These are the main moves in markets:
- The S&P 500 lost 0.8 percent to 2,419.38 at 4 p.m. in New York. That’s the lowest since May 31.
- The Nasdaq 100 dropped 1.8 percent, the most since a 2.4 percent rout on June 9. The index is at its lowest level since May 19. Alphabet Inc. dropped 2.5 percent after being hit with a record EU fine.
- The Stoxx Europe 600 Index dropped 0.8 percent, as declines in travel and leisure shares overshadowed the rally in miners.
- The euro surged 1.4 percent to $1.1336.
- The Bloomberg Dollar Spot Index fell 0.5 percent after gaining 0.1 percent in the previous session.
- The British pound added 0.6 percent to $1.2799.
- West Texas Intermediate crude rose 2 percent to settle at $44.24 a barrel, for a fourth day of gains that is the longest run in a month. Oil fell into a bear market last week.
- Gold futures increased 0.3 percent to $1,250.40 an ounce.
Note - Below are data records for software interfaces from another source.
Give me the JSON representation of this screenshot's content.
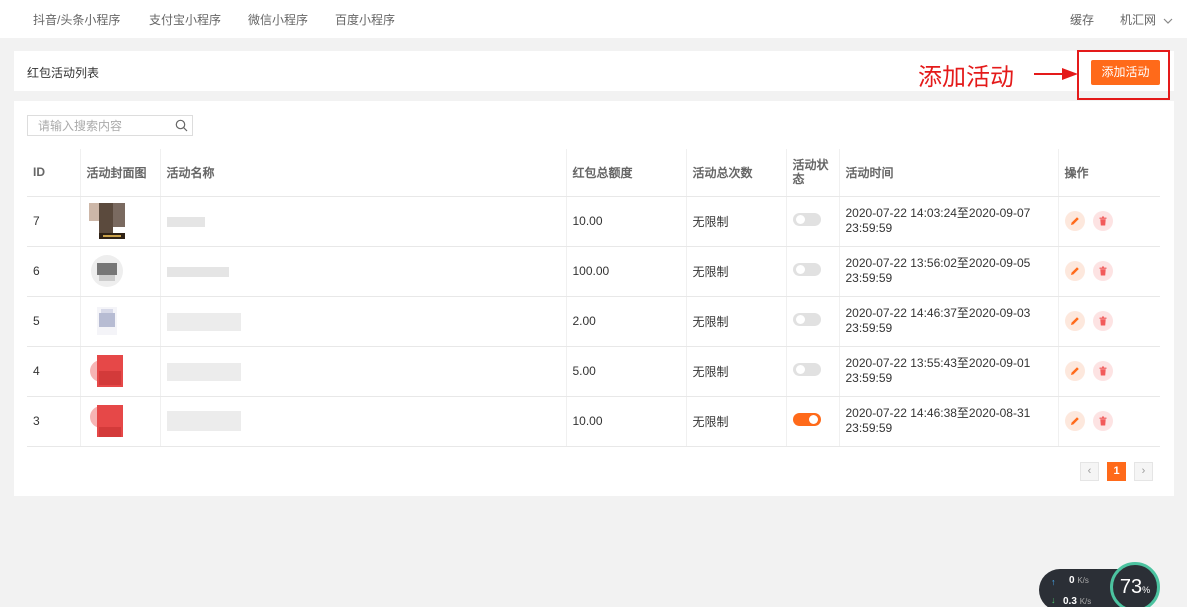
{
  "nav": {
    "items": [
      "抖音/头条小程序",
      "支付宝小程序",
      "微信小程序",
      "百度小程序"
    ],
    "cache": "缓存",
    "user": "机汇网"
  },
  "header": {
    "title": "红包活动列表",
    "add_button": "添加活动",
    "annotation": "添加活动"
  },
  "search": {
    "placeholder": "请输入搜索内容"
  },
  "table": {
    "columns": [
      "ID",
      "活动封面图",
      "活动名称",
      "红包总额度",
      "活动总次数",
      "活动状态",
      "活动时间",
      "操作"
    ],
    "rows": [
      {
        "id": "7",
        "amount": "10.00",
        "count": "无限制",
        "status": false,
        "time": "2020-07-22 14:03:24至2020-09-07 23:59:59"
      },
      {
        "id": "6",
        "amount": "100.00",
        "count": "无限制",
        "status": false,
        "time": "2020-07-22 13:56:02至2020-09-05 23:59:59"
      },
      {
        "id": "5",
        "amount": "2.00",
        "count": "无限制",
        "status": false,
        "time": "2020-07-22 14:46:37至2020-09-03 23:59:59"
      },
      {
        "id": "4",
        "amount": "5.00",
        "count": "无限制",
        "status": false,
        "time": "2020-07-22 13:55:43至2020-09-01 23:59:59"
      },
      {
        "id": "3",
        "amount": "10.00",
        "count": "无限制",
        "status": true,
        "time": "2020-07-22 14:46:38至2020-08-31 23:59:59"
      }
    ]
  },
  "pagination": {
    "current": "1",
    "prev": "‹",
    "next": "›"
  },
  "widget": {
    "up_rate": "0",
    "up_unit": "K/s",
    "down_rate": "0.3",
    "down_unit": "K/s",
    "percent": "73",
    "percent_unit": "%"
  },
  "colors": {
    "accent": "#ff6a1a",
    "annotation": "#e41a1a",
    "switch_off": "#e1e1e1"
  }
}
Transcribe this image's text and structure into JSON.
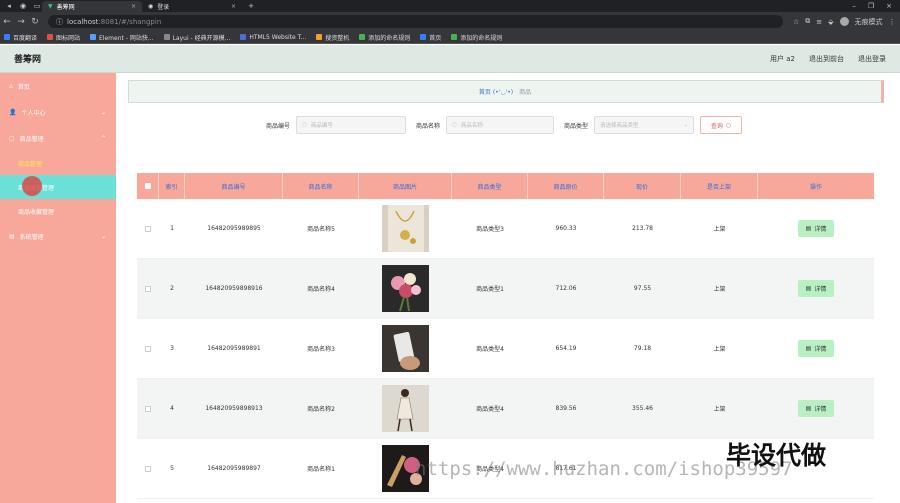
{
  "browser": {
    "tabs": [
      {
        "label": "善筹网"
      },
      {
        "label": "登录"
      }
    ],
    "url_host": "localhost",
    "url_path": ":8081/#/shangpin",
    "profile_label": "无痕模式",
    "bookmarks": [
      {
        "label": "百度翻译",
        "color": "#3b7cff"
      },
      {
        "label": "图标网站",
        "color": "#e0504a"
      },
      {
        "label": "Element - 网站快...",
        "color": "#4fa0ff"
      },
      {
        "label": "Layui - 经典开源模...",
        "color": "#888888"
      },
      {
        "label": "HTML5 Website T...",
        "color": "#4f6bd8"
      },
      {
        "label": "搜资整机",
        "color": "#f0a030"
      },
      {
        "label": "添加的命名规则",
        "color": "#4caf50"
      },
      {
        "label": "首页",
        "color": "#3b7cff"
      },
      {
        "label": "添加的命名规则",
        "color": "#4caf50"
      }
    ]
  },
  "header": {
    "logo": "善筹网",
    "user": "用户 a2",
    "back": "退出到前台",
    "logout": "退出登录"
  },
  "sidebar": {
    "home": "首页",
    "personal": "个人中心",
    "goods_mgmt": "商品管理",
    "sub_yellow": "商品管理",
    "sub_active": "商品类型管理",
    "sub_3": "商品收藏管理",
    "system": "系统管理"
  },
  "breadcrumb": {
    "home": "首页",
    "face": "(•'◡'•)",
    "current": "商品"
  },
  "filters": {
    "code_label": "商品编号",
    "code_placeholder": "商品编号",
    "name_label": "商品名称",
    "name_placeholder": "商品名称",
    "type_label": "商品类型",
    "type_placeholder": "请选择商品类型",
    "query": "查询"
  },
  "table": {
    "headers": [
      "索引",
      "商品编号",
      "商品名称",
      "商品图片",
      "商品类型",
      "商品原价",
      "现价",
      "是否上架",
      "操作"
    ],
    "detail_label": "详情",
    "rows": [
      {
        "index": "1",
        "code": "16482095989895",
        "name": "商品名称5",
        "type": "商品类型3",
        "orig": "960.33",
        "price": "213.78",
        "status": "上架"
      },
      {
        "index": "2",
        "code": "164820959898916",
        "name": "商品名称4",
        "type": "商品类型1",
        "orig": "712.06",
        "price": "97.55",
        "status": "上架"
      },
      {
        "index": "3",
        "code": "16482095989891",
        "name": "商品名称3",
        "type": "商品类型4",
        "orig": "654.19",
        "price": "79.18",
        "status": "上架"
      },
      {
        "index": "4",
        "code": "164820959898913",
        "name": "商品名称2",
        "type": "商品类型4",
        "orig": "839.56",
        "price": "355.46",
        "status": "上架"
      },
      {
        "index": "5",
        "code": "16482095989897",
        "name": "商品名称1",
        "type": "商品类型4",
        "orig": "817.61",
        "price": "",
        "status": ""
      }
    ]
  },
  "watermark": {
    "url": "https://www.huzhan.com/ishop39597",
    "brand": "毕设代做"
  },
  "colors": {
    "sidebar": "#f7a89b",
    "active": "#6ae0d6",
    "table_head": "#f7a89b",
    "link": "#3a6cd8",
    "detail_btn": "#b8f0c4"
  }
}
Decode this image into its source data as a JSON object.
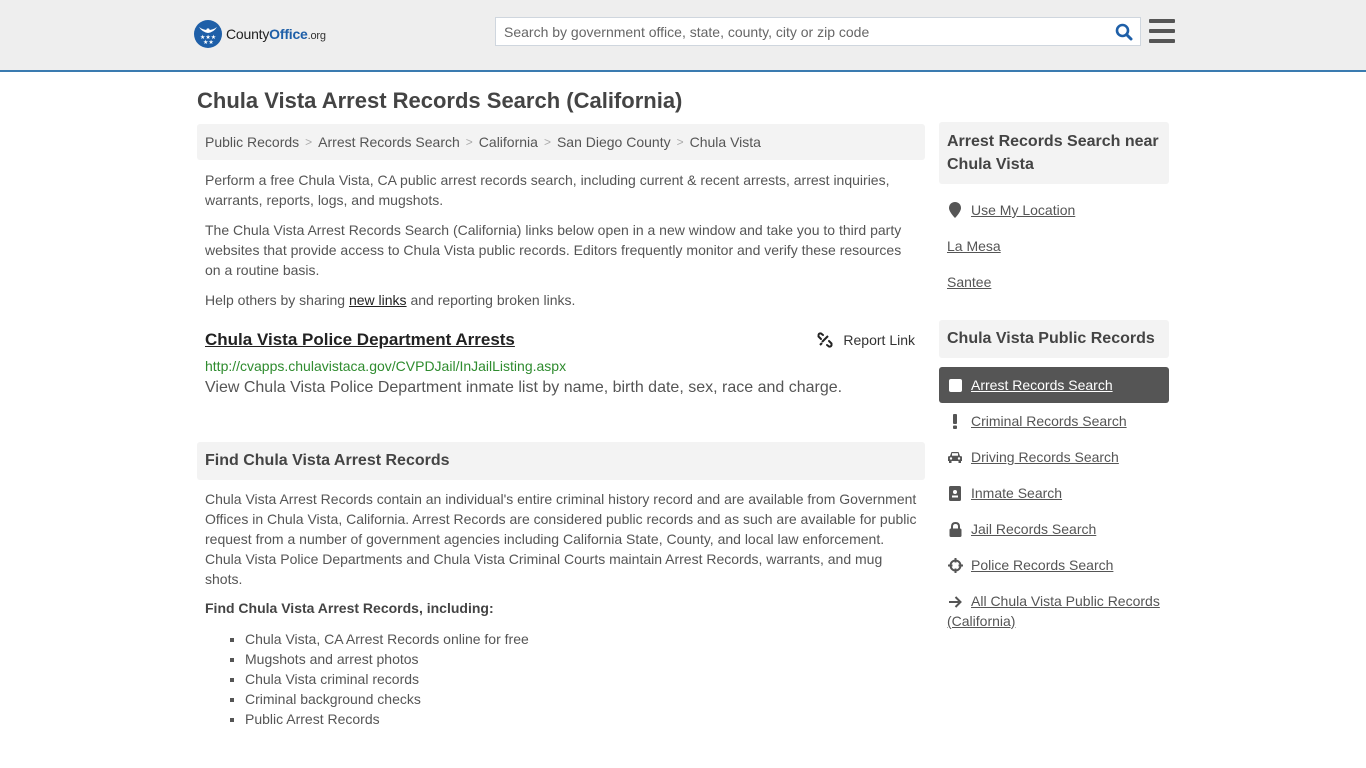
{
  "header": {
    "logo": {
      "county": "County",
      "office": "Office",
      "org": ".org"
    },
    "search_placeholder": "Search by government office, state, county, city or zip code",
    "search_icon": "search-icon",
    "menu_icon": "hamburger-menu-icon"
  },
  "page_title": "Chula Vista Arrest Records Search (California)",
  "breadcrumb": [
    {
      "label": "Public Records"
    },
    {
      "label": "Arrest Records Search"
    },
    {
      "label": "California"
    },
    {
      "label": "San Diego County"
    },
    {
      "label": "Chula Vista"
    }
  ],
  "intro": {
    "p1": "Perform a free Chula Vista, CA public arrest records search, including current & recent arrests, arrest inquiries, warrants, reports, logs, and mugshots.",
    "p2": "The Chula Vista Arrest Records Search (California) links below open in a new window and take you to third party websites that provide access to Chula Vista public records. Editors frequently monitor and verify these resources on a routine basis.",
    "p3_before": "Help others by sharing ",
    "p3_link": "new links",
    "p3_after": " and reporting broken links."
  },
  "result": {
    "title": "Chula Vista Police Department Arrests",
    "url": "http://cvapps.chulavistaca.gov/CVPDJail/InJailListing.aspx",
    "description": "View Chula Vista Police Department inmate list by name, birth date, sex, race and charge.",
    "report_label": "Report Link"
  },
  "find_section": {
    "heading": "Find Chula Vista Arrest Records",
    "body": "Chula Vista Arrest Records contain an individual's entire criminal history record and are available from Government Offices in Chula Vista, California. Arrest Records are considered public records and as such are available for public request from a number of government agencies including California State, County, and local law enforcement. Chula Vista Police Departments and Chula Vista Criminal Courts maintain Arrest Records, warrants, and mug shots.",
    "subheading": "Find Chula Vista Arrest Records, including:",
    "bullets": [
      "Chula Vista, CA Arrest Records online for free",
      "Mugshots and arrest photos",
      "Chula Vista criminal records",
      "Criminal background checks",
      "Public Arrest Records"
    ]
  },
  "sidebar_nearby": {
    "heading": "Arrest Records Search near Chula Vista",
    "items": [
      {
        "label": "Use My Location",
        "icon": "map-pin-icon"
      },
      {
        "label": "La Mesa"
      },
      {
        "label": "Santee"
      }
    ]
  },
  "sidebar_public_records": {
    "heading": "Chula Vista Public Records",
    "items": [
      {
        "label": "Arrest Records Search",
        "icon": "square-icon",
        "active": true
      },
      {
        "label": "Criminal Records Search",
        "icon": "exclamation-icon"
      },
      {
        "label": "Driving Records Search",
        "icon": "car-icon"
      },
      {
        "label": "Inmate Search",
        "icon": "id-badge-icon"
      },
      {
        "label": "Jail Records Search",
        "icon": "lock-icon"
      },
      {
        "label": "Police Records Search",
        "icon": "crosshair-icon"
      },
      {
        "label": "All Chula Vista Public Records (California)",
        "icon": "arrow-right-icon"
      }
    ]
  },
  "colors": {
    "brand_blue": "#1e5fa8",
    "header_border": "#3a7bb0",
    "url_green": "#2e8b2e",
    "active_bg": "#555555"
  }
}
The precious metal sank almost 1 percent on Monday.
- The yield on 10-year Treasuries rose six basis points to 2.20 percent, after dropping less than one basis point on Monday.
- European government bonds dropped across the board, with the yield on benchmark French bonds climbing 14 basis points and that of Germany gaining 13 basis points.
- The Chinese yuan jumped both onshore and overseas amid speculation of central bank intervention.
- Hong Kong’s Hang Seng index fell 0.1 percent and the Shanghai Composite Index advanced 0.2 percent. A string of small-cap Hong Kong stocks suddenly plunged during the day, with traders pointing to links between some of the companies and a brokerage that’s under regulatory investigation.
- Japan’s Topix climbed 0.4 percent to the highest closing level since August 2015.
— With assistance by Ven Ram, and Dani Burger